CEDAR RAPIDS – Rob Hogg, a state senator from Cedar Rapids, announced he has received endorsements from 30 former Iowa Democratic legislators for his candidacy to replace Senator Chuck Grassley. Those endorsing include former Senate President Jack Kibbie, former House Speaker Pro Tempore Polly Bukta, former Governor candidate Jack Hatch, former Congressional candidate Staci Appel, and former Iowa Democratic Party chair Tyler Olson.
“I am honored by the support of my former legislative colleagues for my candidacy for the United States Senate,” Hogg said. “Like the endorsements by 63 of my current legislative colleagues, these endorsements are important because these are the people who know me best doing the job of a legislator. I appreciate their confidence that I would do a good job as a United States Senator.”
In January, Hogg was endorsed by 63 of the 68 current Democratic state legislators. On Thursday, Senate Majority Leader Mike Gronstal and Senate President Pam Jochum reiterated their support for Hogg.
In addition to Kibbie, Bukta, Hatch, Appel, and Olson, other former legislators endorsing Hogg include:
Floyd County Supervisor Mark Kuhn, former state representative

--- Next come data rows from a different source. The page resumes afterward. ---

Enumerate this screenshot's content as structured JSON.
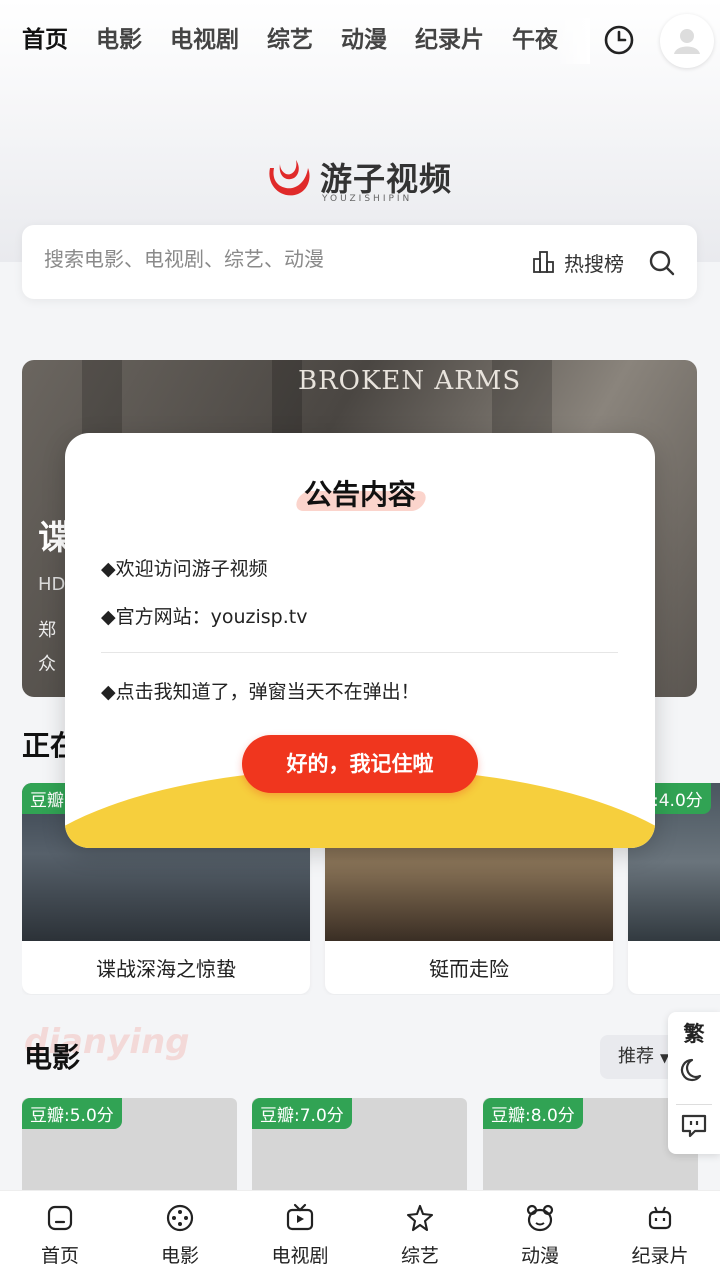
{
  "nav": {
    "tabs": [
      "首页",
      "电影",
      "电视剧",
      "综艺",
      "动漫",
      "纪录片",
      "午夜"
    ],
    "active_tab": 0
  },
  "logo": {
    "text": "游子视频",
    "sub": "YOUZISHIPIN"
  },
  "search": {
    "placeholder": "搜索电影、电视剧、综艺、动漫",
    "hot_label": "热搜榜"
  },
  "banner": {
    "image_title": "BROKEN ARMS",
    "caption_partial": "谍",
    "hd": "HD",
    "line1": "郑",
    "line2": "众"
  },
  "now_showing": {
    "title_partial": "正在",
    "cards": [
      {
        "title": "谍战深海之惊蛰",
        "badge": "豆瓣"
      },
      {
        "title": "铤而走险",
        "badge": ""
      },
      {
        "title": "",
        "badge": "瓣:4.0分"
      }
    ]
  },
  "movies": {
    "title": "电影",
    "ghost": "dianying",
    "sort_label": "推荐",
    "cards": [
      {
        "badge": "豆瓣:5.0分"
      },
      {
        "badge": "豆瓣:7.0分"
      },
      {
        "badge": "豆瓣:8.0分"
      }
    ]
  },
  "float_tools": {
    "traditional": "繁"
  },
  "bottom_nav": [
    "首页",
    "电影",
    "电视剧",
    "综艺",
    "动漫",
    "纪录片"
  ],
  "modal": {
    "title": "公告内容",
    "lines": [
      "◆欢迎访问游子视频",
      "◆官方网站：youzisp.tv"
    ],
    "note": "◆点击我知道了，弹窗当天不在弹出！",
    "button": "好的，我记住啦"
  },
  "colors": {
    "accent": "#f0361e",
    "highlight": "#f7cf3d",
    "badge": "#31a354"
  }
}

Jefferson County Supervisor Becky Schmitz, former state senator
Emmet County Democratic chair John Wittneben, former state representative
Clayton County Democratic chair Roger Thomas, former state representative
Former state senator Daryl Beall
Former state senator Gene Fraise
Former state senator Bill Heckroth
Former state senator Rich Olive
Former state senator Roger Stewart
Former state senator Steve Warnstadt
Former state senator Frank Wood
Former state representative John Beard
Former state representative Mark Davitt
Former state representative Ed Fallon
Former state representative Gene Ficken
Former state representative Ro Foege
Former state representative Marcie Frevert
Former state representative Doris Kelley
Former state representative Bob Osterhaus
Former state representative Brian Quirk
Former state representative Nathan Reichert
Former state representative Tom Schueller
Former state representative Don Shoultz
Former state representative Greg Stevens
Former state representative Nate Willems
Hogg announced his candidacy for the United States Senate on September 22, 2015, in Callender, Iowa, where his grandmother was born in 1902. On February 29, Hogg officially qualified as a candidate for the June 7 primary when he submitted over 13,000 signatures from Iowans in all 99 counties to the Iowa Secretary of State’s office.
Hogg, age 49, is currently serving his third term in the Iowa Senate after two terms in the Iowa House. As a state legislator, Hogg has been a leader for flood recovery, disaster preparedness, renewable energy, clean water, education, infrastructure, public health including mental health, and public safety. In addition to serving in the Legislature, Hogg is an attorney in private practice in Cedar Rapids. He and his wife, Kate, have three children, two in college and one in high school.
For more information, please visit www.robhogg.org/ .